■ Task
What you return must match the records below exactly, down to each character.

== Input

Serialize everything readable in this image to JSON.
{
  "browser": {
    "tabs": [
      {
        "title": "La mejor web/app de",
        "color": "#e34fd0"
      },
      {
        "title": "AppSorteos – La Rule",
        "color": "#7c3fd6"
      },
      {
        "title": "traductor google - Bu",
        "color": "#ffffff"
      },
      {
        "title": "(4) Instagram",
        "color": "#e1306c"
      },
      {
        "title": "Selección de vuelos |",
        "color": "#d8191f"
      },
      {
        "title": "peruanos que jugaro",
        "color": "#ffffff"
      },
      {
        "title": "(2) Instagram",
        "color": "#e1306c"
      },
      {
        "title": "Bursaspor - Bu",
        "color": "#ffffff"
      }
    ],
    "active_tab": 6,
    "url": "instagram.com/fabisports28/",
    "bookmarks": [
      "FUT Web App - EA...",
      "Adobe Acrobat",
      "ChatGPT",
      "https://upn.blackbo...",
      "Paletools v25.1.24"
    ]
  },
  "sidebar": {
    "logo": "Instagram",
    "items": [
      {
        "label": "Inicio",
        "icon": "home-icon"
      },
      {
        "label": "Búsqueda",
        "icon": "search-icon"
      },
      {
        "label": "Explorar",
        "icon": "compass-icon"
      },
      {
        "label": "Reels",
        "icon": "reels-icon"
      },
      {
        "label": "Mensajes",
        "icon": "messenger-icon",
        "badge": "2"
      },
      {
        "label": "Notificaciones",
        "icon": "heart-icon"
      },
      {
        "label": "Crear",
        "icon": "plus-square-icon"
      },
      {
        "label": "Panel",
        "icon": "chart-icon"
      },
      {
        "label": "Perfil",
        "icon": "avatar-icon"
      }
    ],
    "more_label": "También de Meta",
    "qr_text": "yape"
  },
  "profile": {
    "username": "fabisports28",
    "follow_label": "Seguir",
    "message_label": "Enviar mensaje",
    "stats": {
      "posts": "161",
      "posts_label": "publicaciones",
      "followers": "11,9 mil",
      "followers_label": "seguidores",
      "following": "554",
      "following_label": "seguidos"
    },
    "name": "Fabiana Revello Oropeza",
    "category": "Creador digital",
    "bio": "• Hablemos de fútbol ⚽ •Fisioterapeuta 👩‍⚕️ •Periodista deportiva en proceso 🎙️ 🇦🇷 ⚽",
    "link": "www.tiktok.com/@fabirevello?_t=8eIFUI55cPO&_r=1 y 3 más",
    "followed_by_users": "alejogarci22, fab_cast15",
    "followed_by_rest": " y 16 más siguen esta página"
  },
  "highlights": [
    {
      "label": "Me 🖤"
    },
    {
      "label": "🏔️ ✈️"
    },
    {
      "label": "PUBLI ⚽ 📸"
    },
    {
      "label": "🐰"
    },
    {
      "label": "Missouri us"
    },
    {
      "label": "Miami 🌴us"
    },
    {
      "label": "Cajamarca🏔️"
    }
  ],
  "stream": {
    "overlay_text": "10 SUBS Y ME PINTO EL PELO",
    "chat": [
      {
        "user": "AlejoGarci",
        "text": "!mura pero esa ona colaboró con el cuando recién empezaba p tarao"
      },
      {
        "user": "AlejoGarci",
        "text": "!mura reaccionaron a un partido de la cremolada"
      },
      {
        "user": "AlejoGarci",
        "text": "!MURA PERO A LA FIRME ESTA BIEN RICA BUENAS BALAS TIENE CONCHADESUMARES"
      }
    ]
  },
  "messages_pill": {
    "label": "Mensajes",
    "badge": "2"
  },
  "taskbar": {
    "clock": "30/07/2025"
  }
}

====

■ Answer section
Serialize everything readable in this image to JSON.
{
  "browser": {
    "tabs": [
      {
        "title": "La mejor web/app de",
        "color": "#e34fd0"
      },
      {
        "title": "AppSorteos – La Rule",
        "color": "#7c3fd6"
      },
      {
        "title": "traductor google - Bu",
        "color": "#ffffff"
      },
      {
        "title": "(4) Instagram",
        "color": "#e1306c"
      },
      {
        "title": "Selección de vuelos |",
        "color": "#d8191f"
      },
      {
        "title": "peruanos que jugaro",
        "color": "#ffffff"
      },
      {
        "title": "(2) Instagram",
        "color": "#e1306c"
      },
      {
        "title": "Bursaspor - Bu",
        "color": "#ffffff"
      }
    ],
    "active_tab": 6,
    "url": "instagram.com/fabisports28/",
    "bookmarks": [
      "FUT Web App - EA...",
      "Adobe Acrobat",
      "ChatGPT",
      "https://upn.blackbo...",
      "Paletools v25.1.24"
    ]
  },
  "sidebar": {
    "logo": "Instagram",
    "items": [
      {
        "label": "Inicio",
        "icon": "home-icon"
      },
      {
        "label": "Búsqueda",
        "icon": "search-icon"
      },
      {
        "label": "Explorar",
        "icon": "compass-icon"
      },
      {
        "label": "Reels",
        "icon": "reels-icon"
      },
      {
        "label": "Mensajes",
        "icon": "messenger-icon",
        "badge": "2"
      },
      {
        "label": "Notificaciones",
        "icon": "heart-icon"
      },
      {
        "label": "Crear",
        "icon": "plus-square-icon"
      },
      {
        "label": "Panel",
        "icon": "chart-icon"
      },
      {
        "label": "Perfil",
        "icon": "avatar-icon"
      }
    ],
    "more_label": "También de Meta",
    "qr_text": "yape"
  },
  "profile": {
    "username": "fabisports28",
    "follow_label": "Seguir",
    "message_label": "Enviar mensaje",
    "stats": {
      "posts": "161",
      "posts_label": "publicaciones",
      "followers": "11,9 mil",
      "followers_label": "seguidores",
      "following": "554",
      "following_label": "seguidos"
    },
    "name": "Fabiana Revello Oropeza",
    "category": "Creador digital",
    "bio": "• Hablemos de fútbol ⚽ •Fisioterapeuta 👩‍⚕️ •Periodista deportiva en proceso 🎙️ 🇦🇷 ⚽",
    "link": "www.tiktok.com/@fabirevello?_t=8eIFUI55cPO&_r=1 y 3 más",
    "followed_by_users": "alejogarci22, fab_cast15",
    "followed_by_rest": " y 16 más siguen esta página"
  },
  "highlights": [
    {
      "label": "Me 🖤"
    },
    {
      "label": "🏔️ ✈️"
    },
    {
      "label": "PUBLI ⚽ 📸"
    },
    {
      "label": "🐰"
    },
    {
      "label": "Missouri us"
    },
    {
      "label": "Miami 🌴us"
    },
    {
      "label": "Cajamarca🏔️"
    }
  ],
  "stream": {
    "overlay_text": "10 SUBS Y ME PINTO EL PELO",
    "chat": [
      {
        "user": "AlejoGarci",
        "text": "!mura pero esa ona colaboró con el cuando recién empezaba p tarao"
      },
      {
        "user": "AlejoGarci",
        "text": "!mura reaccionaron a un partido de la cremolada"
      },
      {
        "user": "AlejoGarci",
        "text": "!MURA PERO A LA FIRME ESTA BIEN RICA BUENAS BALAS TIENE CONCHADESUMARES"
      }
    ]
  },
  "messages_pill": {
    "label": "Mensajes",
    "badge": "2"
  },
  "taskbar": {
    "clock": "30/07/2025"
  }
}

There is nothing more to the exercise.